To make flat panels with no gaps, the edge joints on your boards need to be seamless.
Most people try to achieve this by triple-checking that their table saw blade or jointer fence are at exactly 90°.
But there’s an easier (and more reliable) way.
This genius trick gives you perfect edge joints every time — even if your tools aren’t perfectly set up…
So you can get boards that mate as flawlessly as star-crossed lovers.
I like to call it the Show Face Strategy.
THE SHOW FACE STRATEGY
The crux of this technique relies on the “show faces” of your boards — meaning the sides that’ll be most visible when your project is complete.
On a tabletop, that’s the top (unless you’ve had one too many during dinner).
By strategically orienting the show faces while jointing the edges, you achieve a flawless fit even if your table saw blade or jointer fence aren’t square.
Here’s how it works:
Lay out your boards side by side how you’ll glue them together for your tabletop (you can draw a big arrow point across them to line them up correctly later — like this >).
All the show faces should be facing up.
Now at each edge, label the mating boards either “IN” or “OUT” close to the edge. Add a little arrow to make it clear which edge needs to be cut.
Now you can joint the edges on your table saw or jointer.
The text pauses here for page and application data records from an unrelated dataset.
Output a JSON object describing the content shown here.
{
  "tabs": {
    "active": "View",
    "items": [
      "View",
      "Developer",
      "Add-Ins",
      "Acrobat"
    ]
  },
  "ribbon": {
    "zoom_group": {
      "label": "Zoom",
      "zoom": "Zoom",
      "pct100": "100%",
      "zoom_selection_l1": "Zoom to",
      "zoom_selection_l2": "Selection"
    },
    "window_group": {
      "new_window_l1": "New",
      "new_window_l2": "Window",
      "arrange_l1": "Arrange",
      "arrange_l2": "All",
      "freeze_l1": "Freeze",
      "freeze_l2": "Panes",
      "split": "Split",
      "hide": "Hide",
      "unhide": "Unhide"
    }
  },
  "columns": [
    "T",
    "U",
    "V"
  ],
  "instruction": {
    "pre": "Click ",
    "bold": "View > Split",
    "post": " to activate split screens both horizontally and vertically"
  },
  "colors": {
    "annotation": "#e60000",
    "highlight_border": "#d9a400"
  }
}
But pay attention here:
For edges labeled IN, make the cut with the show face away from you — either against the jointer fence or down on your table saw.
For edges labeled OUT, make the cut with the show face towards you — so you can see it while you cut on either the jointer or table saw.
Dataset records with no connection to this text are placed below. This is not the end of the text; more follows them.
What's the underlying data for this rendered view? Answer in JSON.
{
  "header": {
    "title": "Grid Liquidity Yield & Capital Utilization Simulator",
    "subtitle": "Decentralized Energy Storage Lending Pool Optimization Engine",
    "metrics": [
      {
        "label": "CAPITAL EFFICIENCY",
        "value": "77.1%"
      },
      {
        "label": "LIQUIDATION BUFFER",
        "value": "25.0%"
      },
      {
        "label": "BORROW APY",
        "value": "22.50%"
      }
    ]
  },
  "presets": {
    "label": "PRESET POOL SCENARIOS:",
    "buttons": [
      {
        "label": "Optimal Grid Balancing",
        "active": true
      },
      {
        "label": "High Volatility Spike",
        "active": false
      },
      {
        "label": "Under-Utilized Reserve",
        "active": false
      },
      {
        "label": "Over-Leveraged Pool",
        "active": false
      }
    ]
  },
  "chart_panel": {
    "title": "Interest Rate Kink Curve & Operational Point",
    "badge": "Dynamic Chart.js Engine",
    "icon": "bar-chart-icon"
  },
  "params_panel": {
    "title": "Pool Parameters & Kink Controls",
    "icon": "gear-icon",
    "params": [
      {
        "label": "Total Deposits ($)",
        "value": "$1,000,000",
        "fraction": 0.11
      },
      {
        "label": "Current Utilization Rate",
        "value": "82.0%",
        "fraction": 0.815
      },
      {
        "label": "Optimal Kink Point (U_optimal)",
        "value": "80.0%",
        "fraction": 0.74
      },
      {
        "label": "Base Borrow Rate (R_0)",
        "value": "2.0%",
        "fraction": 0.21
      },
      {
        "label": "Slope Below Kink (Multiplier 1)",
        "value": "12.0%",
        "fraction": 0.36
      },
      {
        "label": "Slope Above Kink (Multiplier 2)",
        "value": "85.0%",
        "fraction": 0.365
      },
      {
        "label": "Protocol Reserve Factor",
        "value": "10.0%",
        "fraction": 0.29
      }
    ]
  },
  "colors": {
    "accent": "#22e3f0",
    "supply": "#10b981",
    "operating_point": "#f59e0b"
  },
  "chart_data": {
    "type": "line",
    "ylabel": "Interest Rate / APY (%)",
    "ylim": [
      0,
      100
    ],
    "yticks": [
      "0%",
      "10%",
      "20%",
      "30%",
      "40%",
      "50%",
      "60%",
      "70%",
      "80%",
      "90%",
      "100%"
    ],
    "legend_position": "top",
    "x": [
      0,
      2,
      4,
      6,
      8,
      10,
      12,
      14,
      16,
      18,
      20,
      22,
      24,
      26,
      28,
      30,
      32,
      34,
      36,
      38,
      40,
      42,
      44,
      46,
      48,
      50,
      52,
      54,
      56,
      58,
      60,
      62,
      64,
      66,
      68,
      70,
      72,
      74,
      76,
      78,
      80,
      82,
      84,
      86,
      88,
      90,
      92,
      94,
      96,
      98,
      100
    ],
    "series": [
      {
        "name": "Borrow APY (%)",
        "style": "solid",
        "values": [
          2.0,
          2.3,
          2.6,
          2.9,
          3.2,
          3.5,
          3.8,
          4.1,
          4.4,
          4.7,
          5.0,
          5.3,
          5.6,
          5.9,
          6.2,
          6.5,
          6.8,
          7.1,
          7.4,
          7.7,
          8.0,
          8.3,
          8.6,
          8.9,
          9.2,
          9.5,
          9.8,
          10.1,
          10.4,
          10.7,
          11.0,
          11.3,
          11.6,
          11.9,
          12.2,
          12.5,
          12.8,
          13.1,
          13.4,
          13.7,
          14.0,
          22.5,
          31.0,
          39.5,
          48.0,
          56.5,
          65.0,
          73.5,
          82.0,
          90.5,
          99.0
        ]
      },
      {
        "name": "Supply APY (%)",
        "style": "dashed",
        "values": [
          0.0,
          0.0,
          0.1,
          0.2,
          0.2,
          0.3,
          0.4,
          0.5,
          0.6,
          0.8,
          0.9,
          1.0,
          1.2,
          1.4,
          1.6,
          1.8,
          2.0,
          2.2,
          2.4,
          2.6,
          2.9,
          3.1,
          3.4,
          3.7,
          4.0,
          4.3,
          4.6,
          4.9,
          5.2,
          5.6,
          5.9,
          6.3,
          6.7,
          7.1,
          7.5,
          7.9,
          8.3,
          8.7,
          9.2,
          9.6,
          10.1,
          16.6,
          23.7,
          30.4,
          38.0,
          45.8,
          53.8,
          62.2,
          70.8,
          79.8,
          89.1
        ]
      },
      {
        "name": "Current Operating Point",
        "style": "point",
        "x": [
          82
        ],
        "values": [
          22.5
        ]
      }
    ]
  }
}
Complete this process for all the boards, then lay them flat side by side in the correct order.
When you push the boards together, their edges will come together snugly with no gaps.
What’s amazing about this trick is that it compensates for any misalignments in your machinery.
Even if your table saw blade or jointer fence are WAY off 90°, the complementary angles of the edges will add up to 90°.
Because, you know… geometry.
Not only do I recommend giving the Show Face Strategy a try — I suggest you use it in every project involving panel glue-ups.
Want to learn more tricks for flat panel glue-ups? Read this.